— Problem statement —
Without skipping anything, print all of the data exactly.

— Material provided —
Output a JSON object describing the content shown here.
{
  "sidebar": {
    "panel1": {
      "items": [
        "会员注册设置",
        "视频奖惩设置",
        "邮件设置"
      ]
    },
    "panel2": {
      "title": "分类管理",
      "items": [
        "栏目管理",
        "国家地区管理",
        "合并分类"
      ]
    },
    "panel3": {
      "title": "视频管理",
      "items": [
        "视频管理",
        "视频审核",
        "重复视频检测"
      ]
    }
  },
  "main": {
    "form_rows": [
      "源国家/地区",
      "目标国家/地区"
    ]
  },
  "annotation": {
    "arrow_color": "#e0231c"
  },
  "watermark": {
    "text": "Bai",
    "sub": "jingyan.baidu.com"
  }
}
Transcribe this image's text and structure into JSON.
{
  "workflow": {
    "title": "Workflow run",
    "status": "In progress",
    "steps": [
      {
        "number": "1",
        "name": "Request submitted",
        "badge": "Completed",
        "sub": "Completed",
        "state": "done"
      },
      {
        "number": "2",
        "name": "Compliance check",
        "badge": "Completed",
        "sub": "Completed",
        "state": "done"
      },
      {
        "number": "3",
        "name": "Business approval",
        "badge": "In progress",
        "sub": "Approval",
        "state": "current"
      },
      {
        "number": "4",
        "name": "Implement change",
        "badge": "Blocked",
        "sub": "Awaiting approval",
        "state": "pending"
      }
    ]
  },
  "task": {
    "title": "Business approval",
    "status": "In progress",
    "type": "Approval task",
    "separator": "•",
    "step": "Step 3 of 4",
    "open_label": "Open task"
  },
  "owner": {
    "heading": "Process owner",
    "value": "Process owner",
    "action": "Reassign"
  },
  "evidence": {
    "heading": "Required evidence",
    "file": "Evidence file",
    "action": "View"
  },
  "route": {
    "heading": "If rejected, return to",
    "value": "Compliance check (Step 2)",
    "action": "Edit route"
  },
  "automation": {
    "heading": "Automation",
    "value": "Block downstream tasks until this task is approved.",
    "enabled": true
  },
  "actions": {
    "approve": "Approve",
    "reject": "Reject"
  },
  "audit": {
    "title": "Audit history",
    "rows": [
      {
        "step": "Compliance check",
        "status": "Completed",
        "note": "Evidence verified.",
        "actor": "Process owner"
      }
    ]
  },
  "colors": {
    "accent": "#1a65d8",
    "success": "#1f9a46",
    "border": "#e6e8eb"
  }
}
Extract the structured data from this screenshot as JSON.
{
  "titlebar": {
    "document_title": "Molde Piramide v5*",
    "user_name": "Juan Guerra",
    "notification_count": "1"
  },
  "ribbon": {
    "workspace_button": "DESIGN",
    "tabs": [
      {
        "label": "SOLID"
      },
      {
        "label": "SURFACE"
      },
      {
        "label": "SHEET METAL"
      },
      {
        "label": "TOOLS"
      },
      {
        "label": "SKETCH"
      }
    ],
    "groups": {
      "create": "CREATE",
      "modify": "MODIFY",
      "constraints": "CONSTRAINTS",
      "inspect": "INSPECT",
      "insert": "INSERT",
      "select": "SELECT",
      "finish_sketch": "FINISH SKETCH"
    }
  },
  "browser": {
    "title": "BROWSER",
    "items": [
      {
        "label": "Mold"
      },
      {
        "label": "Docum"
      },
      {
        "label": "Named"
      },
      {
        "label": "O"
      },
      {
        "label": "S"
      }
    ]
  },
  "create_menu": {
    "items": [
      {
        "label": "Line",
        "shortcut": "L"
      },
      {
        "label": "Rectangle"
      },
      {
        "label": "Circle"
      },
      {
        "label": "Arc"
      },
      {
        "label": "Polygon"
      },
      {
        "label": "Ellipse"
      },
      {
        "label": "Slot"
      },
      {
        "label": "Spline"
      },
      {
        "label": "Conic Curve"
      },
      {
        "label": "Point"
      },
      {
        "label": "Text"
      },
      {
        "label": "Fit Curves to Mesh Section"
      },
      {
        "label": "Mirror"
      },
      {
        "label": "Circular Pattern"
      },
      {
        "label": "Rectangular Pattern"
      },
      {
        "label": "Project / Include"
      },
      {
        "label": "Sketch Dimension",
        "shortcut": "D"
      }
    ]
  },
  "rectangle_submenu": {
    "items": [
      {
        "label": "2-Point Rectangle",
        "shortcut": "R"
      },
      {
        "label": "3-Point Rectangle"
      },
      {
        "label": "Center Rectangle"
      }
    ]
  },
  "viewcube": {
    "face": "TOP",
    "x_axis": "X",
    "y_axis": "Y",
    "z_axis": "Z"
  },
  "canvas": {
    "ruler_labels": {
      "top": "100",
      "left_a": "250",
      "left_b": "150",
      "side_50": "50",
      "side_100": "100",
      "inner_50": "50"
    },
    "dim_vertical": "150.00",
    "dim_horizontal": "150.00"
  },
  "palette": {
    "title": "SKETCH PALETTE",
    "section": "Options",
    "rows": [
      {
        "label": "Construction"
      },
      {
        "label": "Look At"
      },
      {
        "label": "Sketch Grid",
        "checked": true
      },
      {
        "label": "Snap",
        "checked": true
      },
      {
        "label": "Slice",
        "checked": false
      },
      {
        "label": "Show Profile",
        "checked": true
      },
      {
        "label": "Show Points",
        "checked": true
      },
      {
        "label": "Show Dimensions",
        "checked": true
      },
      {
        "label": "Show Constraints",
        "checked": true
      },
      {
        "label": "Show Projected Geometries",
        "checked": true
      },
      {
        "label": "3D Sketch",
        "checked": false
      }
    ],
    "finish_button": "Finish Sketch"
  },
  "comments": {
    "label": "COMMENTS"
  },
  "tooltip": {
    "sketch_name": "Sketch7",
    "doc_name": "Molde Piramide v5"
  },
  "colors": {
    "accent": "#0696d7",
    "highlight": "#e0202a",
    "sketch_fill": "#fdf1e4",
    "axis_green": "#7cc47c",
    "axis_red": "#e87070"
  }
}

— Written response —
Output a JSON object describing the content shown here.
{
  "sidebar": {
    "panel1": {
      "items": [
        "会员注册设置",
        "视频奖惩设置",
        "邮件设置"
      ]
    },
    "panel2": {
      "title": "分类管理",
      "items": [
        "栏目管理",
        "国家地区管理",
        "合并分类"
      ]
    },
    "panel3": {
      "title": "视频管理",
      "items": [
        "视频管理",
        "视频审核",
        "重复视频检测"
      ]
    }
  },
  "main": {
    "form_rows": [
      "源国家/地区",
      "目标国家/地区"
    ]
  },
  "annotation": {
    "arrow_color": "#e0231c"
  },
  "watermark": {
    "text": "Bai",
    "sub": "jingyan.baidu.com"
  }
}
Transcribe this image's text and structure into JSON.
{
  "workflow": {
    "title": "Workflow run",
    "status": "In progress",
    "steps": [
      {
        "number": "1",
        "name": "Request submitted",
        "badge": "Completed",
        "sub": "Completed",
        "state": "done"
      },
      {
        "number": "2",
        "name": "Compliance check",
        "badge": "Completed",
        "sub": "Completed",
        "state": "done"
      },
      {
        "number": "3",
        "name": "Business approval",
        "badge": "In progress",
        "sub": "Approval",
        "state": "current"
      },
      {
        "number": "4",
        "name": "Implement change",
        "badge": "Blocked",
        "sub": "Awaiting approval",
        "state": "pending"
      }
    ]
  },
  "task": {
    "title": "Business approval",
    "status": "In progress",
    "type": "Approval task",
    "separator": "•",
    "step": "Step 3 of 4",
    "open_label": "Open task"
  },
  "owner": {
    "heading": "Process owner",
    "value": "Process owner",
    "action": "Reassign"
  },
  "evidence": {
    "heading": "Required evidence",
    "file": "Evidence file",
    "action": "View"
  },
  "route": {
    "heading": "If rejected, return to",
    "value": "Compliance check (Step 2)",
    "action": "Edit route"
  },
  "automation": {
    "heading": "Automation",
    "value": "Block downstream tasks until this task is approved.",
    "enabled": true
  },
  "actions": {
    "approve": "Approve",
    "reject": "Reject"
  },
  "audit": {
    "title": "Audit history",
    "rows": [
      {
        "step": "Compliance check",
        "status": "Completed",
        "note": "Evidence verified.",
        "actor": "Process owner"
      }
    ]
  },
  "colors": {
    "accent": "#1a65d8",
    "success": "#1f9a46",
    "border": "#e6e8eb"
  }
}
Extract the structured data from this screenshot as JSON.
{
  "titlebar": {
    "document_title": "Molde Piramide v5*",
    "user_name": "Juan Guerra",
    "notification_count": "1"
  },
  "ribbon": {
    "workspace_button": "DESIGN",
    "tabs": [
      {
        "label": "SOLID"
      },
      {
        "label": "SURFACE"
      },
      {
        "label": "SHEET METAL"
      },
      {
        "label": "TOOLS"
      },
      {
        "label": "SKETCH"
      }
    ],
    "groups": {
      "create": "CREATE",
      "modify": "MODIFY",
      "constraints": "CONSTRAINTS",
      "inspect": "INSPECT",
      "insert": "INSERT",
      "select": "SELECT",
      "finish_sketch": "FINISH SKETCH"
    }
  },
  "browser": {
    "title": "BROWSER",
    "items": [
      {
        "label": "Mold"
      },
      {
        "label": "Docum"
      },
      {
        "label": "Named"
      },
      {
        "label": "O"
      },
      {
        "label": "S"
      }
    ]
  },
  "create_menu": {
    "items": [
      {
        "label": "Line",
        "shortcut": "L"
      },
      {
        "label": "Rectangle"
      },
      {
        "label": "Circle"
      },
      {
        "label": "Arc"
      },
      {
        "label": "Polygon"
      },
      {
        "label": "Ellipse"
      },
      {
        "label": "Slot"
      },
      {
        "label": "Spline"
      },
      {
        "label": "Conic Curve"
      },
      {
        "label": "Point"
      },
      {
        "label": "Text"
      },
      {
        "label": "Fit Curves to Mesh Section"
      },
      {
        "label": "Mirror"
      },
      {
        "label": "Circular Pattern"
      },
      {
        "label": "Rectangular Pattern"
      },
      {
        "label": "Project / Include"
      },
      {
        "label": "Sketch Dimension",
        "shortcut": "D"
      }
    ]
  },
  "rectangle_submenu": {
    "items": [
      {
        "label": "2-Point Rectangle",
        "shortcut": "R"
      },
      {
        "label": "3-Point Rectangle"
      },
      {
        "label": "Center Rectangle"
      }
    ]
  },
  "viewcube": {
    "face": "TOP",
    "x_axis": "X",
    "y_axis": "Y",
    "z_axis": "Z"
  },
  "canvas": {
    "ruler_labels": {
      "top": "100",
      "left_a": "250",
      "left_b": "150",
      "side_50": "50",
      "side_100": "100",
      "inner_50": "50"
    },
    "dim_vertical": "150.00",
    "dim_horizontal": "150.00"
  },
  "palette": {
    "title": "SKETCH PALETTE",
    "section": "Options",
    "rows": [
      {
        "label": "Construction"
      },
      {
        "label": "Look At"
      },
      {
        "label": "Sketch Grid",
        "checked": true
      },
      {
        "label": "Snap",
        "checked": true
      },
      {
        "label": "Slice",
        "checked": false
      },
      {
        "label": "Show Profile",
        "checked": true
      },
      {
        "label": "Show Points",
        "checked": true
      },
      {
        "label": "Show Dimensions",
        "checked": true
      },
      {
        "label": "Show Constraints",
        "checked": true
      },
      {
        "label": "Show Projected Geometries",
        "checked": true
      },
      {
        "label": "3D Sketch",
        "checked": false
      }
    ],
    "finish_button": "Finish Sketch"
  },
  "comments": {
    "label": "COMMENTS"
  },
  "tooltip": {
    "sketch_name": "Sketch7",
    "doc_name": "Molde Piramide v5"
  },
  "colors": {
    "accent": "#0696d7",
    "highlight": "#e0202a",
    "sketch_fill": "#fdf1e4",
    "axis_green": "#7cc47c",
    "axis_red": "#e87070"
  }
}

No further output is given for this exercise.